Facebook's system allows users to join networks of people organized by region, workplace or educational institution. It also allows membership of 'groups' on virtually any topic. The site is a popular resource for political campaigning and activism as well as for keeping in touch with friends and colleagues.

There has been some controversy surrounding Facebook's founding. In 2008, it was sued by the founders of ConnectU, for whom Zuckerberg had done work in college. In 2010, it was sued by Paul Ceglia, who claimed to own 84% of Zuckerberg's shares.[1] This controversy was detailed in the acclaimed 2010 film The Social Network.

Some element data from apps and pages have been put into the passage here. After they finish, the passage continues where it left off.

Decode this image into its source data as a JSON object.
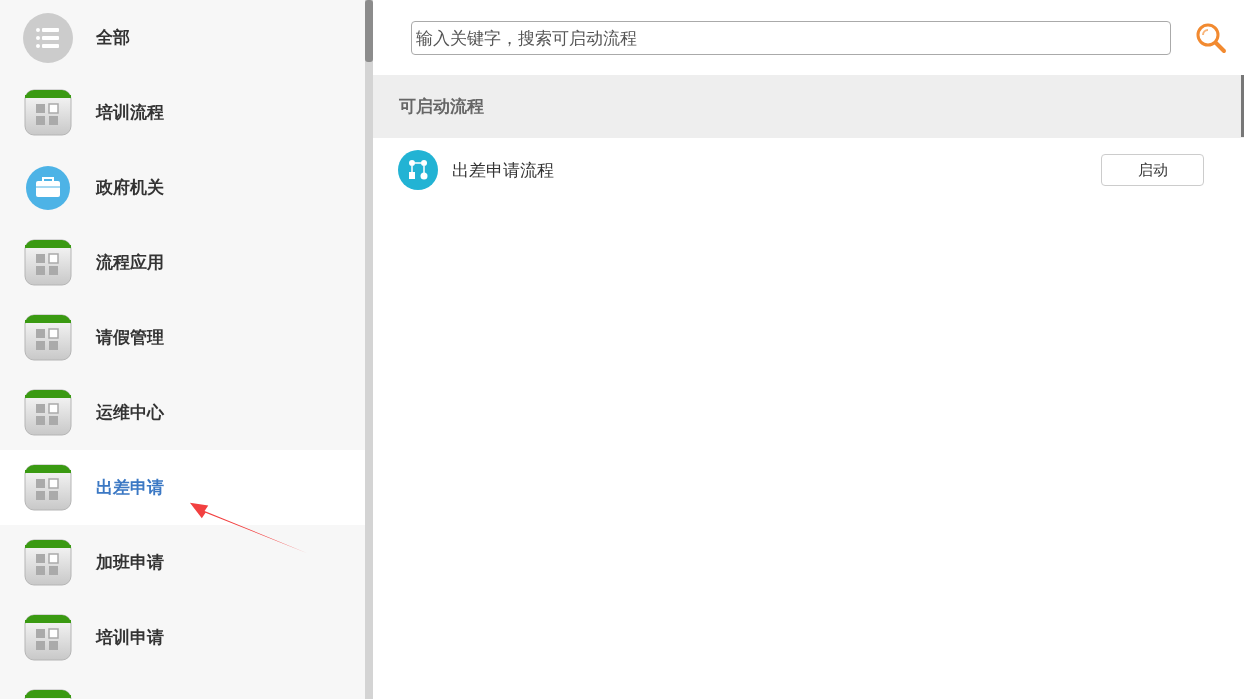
{
  "sidebar": {
    "items": [
      {
        "kind": "all",
        "label": "全部",
        "selected": false
      },
      {
        "kind": "app",
        "label": "培训流程",
        "selected": false
      },
      {
        "kind": "gov",
        "label": "政府机关",
        "selected": false
      },
      {
        "kind": "app",
        "label": "流程应用",
        "selected": false
      },
      {
        "kind": "app",
        "label": "请假管理",
        "selected": false
      },
      {
        "kind": "app",
        "label": "运维中心",
        "selected": false
      },
      {
        "kind": "app",
        "label": "出差申请",
        "selected": true
      },
      {
        "kind": "app",
        "label": "加班申请",
        "selected": false
      },
      {
        "kind": "app",
        "label": "培训申请",
        "selected": false
      },
      {
        "kind": "app"
      }
    ]
  },
  "search": {
    "placeholder": "输入关键字，搜索可启动流程"
  },
  "section": {
    "title": "可启动流程",
    "processes": [
      {
        "name": "出差申请流程",
        "button": "启动"
      }
    ]
  }
}
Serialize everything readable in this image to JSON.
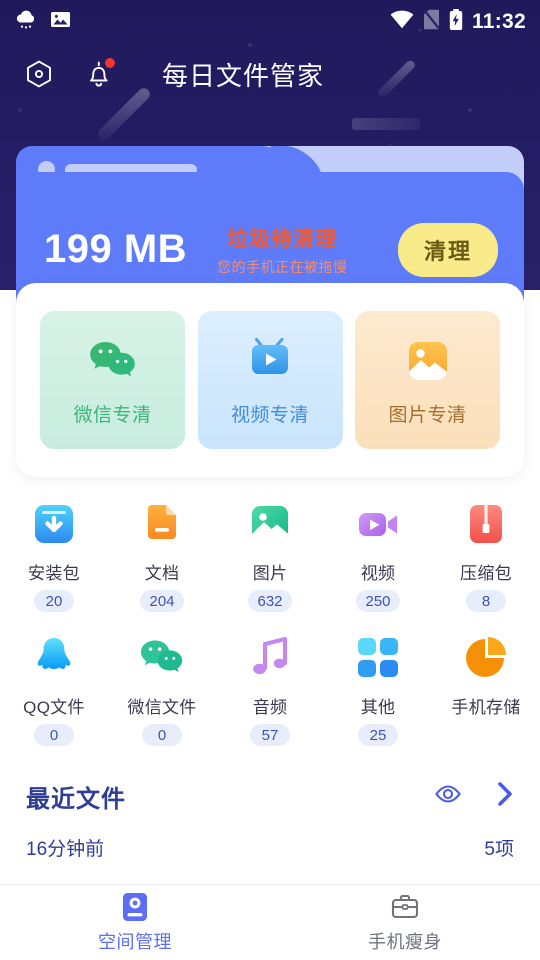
{
  "status_bar": {
    "time": "11:32",
    "left_icons": [
      "weather-cloud-icon",
      "screenshot-image-icon"
    ],
    "right_icons": [
      "wifi-icon",
      "no-sim-icon",
      "battery-charging-icon"
    ]
  },
  "app_bar": {
    "title": "每日文件管家",
    "settings_icon": "hexagon-settings-icon",
    "notification_icon": "bell-icon",
    "notification_badge": true
  },
  "storage_card": {
    "size_value": "199 MB",
    "junk_title": "垃圾待清理",
    "junk_subtitle": "您的手机正在被拖慢",
    "clean_button": "清理",
    "card_color": "#5e7cfa",
    "button_color": "#faeb8a",
    "junk_title_color": "#f2592c"
  },
  "shortcuts": [
    {
      "label": "微信专清",
      "icon": "wechat-icon",
      "color": "#37b779"
    },
    {
      "label": "视频专清",
      "icon": "video-tv-icon",
      "color": "#3d8fe0"
    },
    {
      "label": "图片专清",
      "icon": "picture-icon",
      "color": "#a4712c"
    }
  ],
  "categories_row1": [
    {
      "label": "安装包",
      "count": "20",
      "icon": "apk-download-icon"
    },
    {
      "label": "文档",
      "count": "204",
      "icon": "document-icon"
    },
    {
      "label": "图片",
      "count": "632",
      "icon": "image-icon"
    },
    {
      "label": "视频",
      "count": "250",
      "icon": "video-camera-icon"
    },
    {
      "label": "压缩包",
      "count": "8",
      "icon": "zip-archive-icon"
    }
  ],
  "categories_row2": [
    {
      "label": "QQ文件",
      "count": "0",
      "icon": "qq-penguin-icon"
    },
    {
      "label": "微信文件",
      "count": "0",
      "icon": "wechat-icon"
    },
    {
      "label": "音频",
      "count": "57",
      "icon": "music-note-icon"
    },
    {
      "label": "其他",
      "count": "25",
      "icon": "grid-other-icon"
    },
    {
      "label": "手机存储",
      "count": "",
      "icon": "pie-chart-storage-icon"
    }
  ],
  "recent": {
    "title": "最近文件",
    "eye_icon": "eye-icon",
    "chevron_icon": "chevron-right-icon",
    "when": "16分钟前",
    "count": "5项"
  },
  "bottom_nav": [
    {
      "label": "空间管理",
      "icon": "storage-disk-icon",
      "active": true
    },
    {
      "label": "手机瘦身",
      "icon": "briefcase-icon",
      "active": false
    }
  ]
}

In 2007, the social networking research Danah Boyd published research claiming that the difference between users of Facebook and MySpace is a one of class. Boyd describes Facebook users as being primarily:

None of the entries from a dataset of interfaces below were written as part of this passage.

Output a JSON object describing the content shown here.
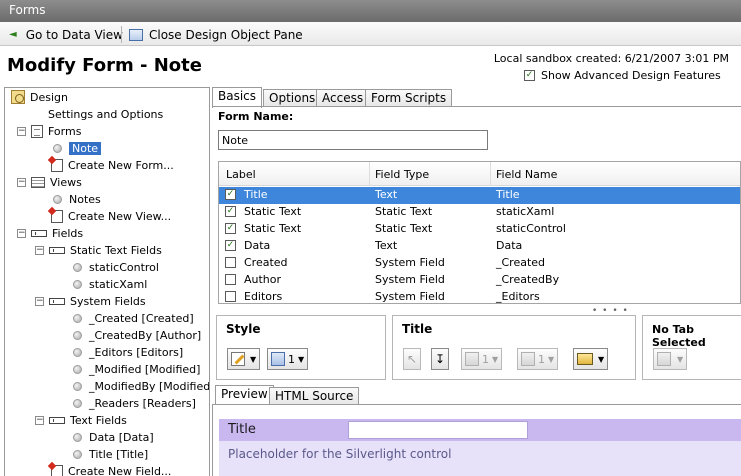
{
  "window": {
    "title": "Forms"
  },
  "toolbar": {
    "go_to_data_view": "Go to Data View",
    "close_pane": "Close Design Object Pane"
  },
  "header": {
    "title": "Modify Form - Note",
    "sandbox": "Local sandbox created: 6/21/2007 3:01 PM",
    "show_advanced": "Show Advanced Design Features",
    "show_advanced_checked": true
  },
  "tree": {
    "design": "Design",
    "settings": "Settings and Options",
    "forms": "Forms",
    "form_note": "Note",
    "create_form": "Create New Form...",
    "views": "Views",
    "view_notes": "Notes",
    "create_view": "Create New View...",
    "fields": "Fields",
    "static_text_fields": "Static Text Fields",
    "static_control": "staticControl",
    "static_xaml": "staticXaml",
    "system_fields": "System Fields",
    "sys_created": "_Created [Created]",
    "sys_createdby": "_CreatedBy [Author]",
    "sys_editors": "_Editors [Editors]",
    "sys_modified": "_Modified [Modified]",
    "sys_modifiedby": "_ModifiedBy [Modified B",
    "sys_readers": "_Readers [Readers]",
    "text_fields": "Text Fields",
    "tf_data": "Data [Data]",
    "tf_title": "Title [Title]",
    "create_field": "Create New Field..."
  },
  "tabs": {
    "basics": "Basics",
    "options": "Options",
    "access": "Access",
    "scripts": "Form Scripts"
  },
  "form": {
    "name_label": "Form Name:",
    "name_value": "Note"
  },
  "grid": {
    "columns": [
      "Label",
      "Field Type",
      "Field Name"
    ],
    "rows": [
      {
        "checked": true,
        "label": "Title",
        "type": "Text",
        "name": "Title",
        "selected": true
      },
      {
        "checked": true,
        "label": "Static Text",
        "type": "Static Text",
        "name": "staticXaml"
      },
      {
        "checked": true,
        "label": "Static Text",
        "type": "Static Text",
        "name": "staticControl"
      },
      {
        "checked": true,
        "label": "Data",
        "type": "Text",
        "name": "Data"
      },
      {
        "checked": false,
        "label": "Created",
        "type": "System Field",
        "name": "_Created"
      },
      {
        "checked": false,
        "label": "Author",
        "type": "System Field",
        "name": "_CreatedBy"
      },
      {
        "checked": false,
        "label": "Editors",
        "type": "System Field",
        "name": "_Editors"
      }
    ]
  },
  "panels": {
    "style": "Style",
    "style_cols": "1",
    "title": "Title",
    "title_cols_a": "1",
    "title_cols_b": "1",
    "no_tab": "No Tab Selected"
  },
  "preview": {
    "tab_preview": "Preview",
    "tab_html": "HTML Source",
    "title_label": "Title",
    "placeholder": "Placeholder for the Silverlight control"
  },
  "colors": {
    "selection": "#3d86dc",
    "preview_title": "#c9b8f0",
    "preview_band": "#e8e1fa"
  }
}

goodie two shoes, jocks, athletes, or other "good" kids... from families who emphasize education and going to college... primarily white, but not exclusively... in honors classes, looking forward to the prom, and live in a world dictated by after school activities[2]

Boyd compares this to MySpace:

MySpace is still home for Latino/Hispanic teens, immigrant teens, "burnouts," "alternative kids," "art fags," punks, emos, goths, gangstas, queer kids, and other kids who didn't play into the dominant high school popularity paradigm. These are kids whose parents didn't go to college, who are expected to get a job when they finish high school. These are the teens who plan to go into the military immediately after schools. Teens who are really into music or in a band are also on MySpace. MySpace has most of the kids who are socially ostracized at school because they are geeks, freaks, or queers.[2]

In the context of the U.S. military, Boyd reports that "Soldiers are on MySpace; officers are on Facebook".[2] Elsewhere, Boyd has described MySpace as being "the ghetto of the digital landscape", the move by middle-class white teenagers from MySpace to Facebook as "a modern incarnation of White Flight", and the structural division along class lines of the two sites as dangerous and a potential breeding ground for intolerance and lack of understanding.[3]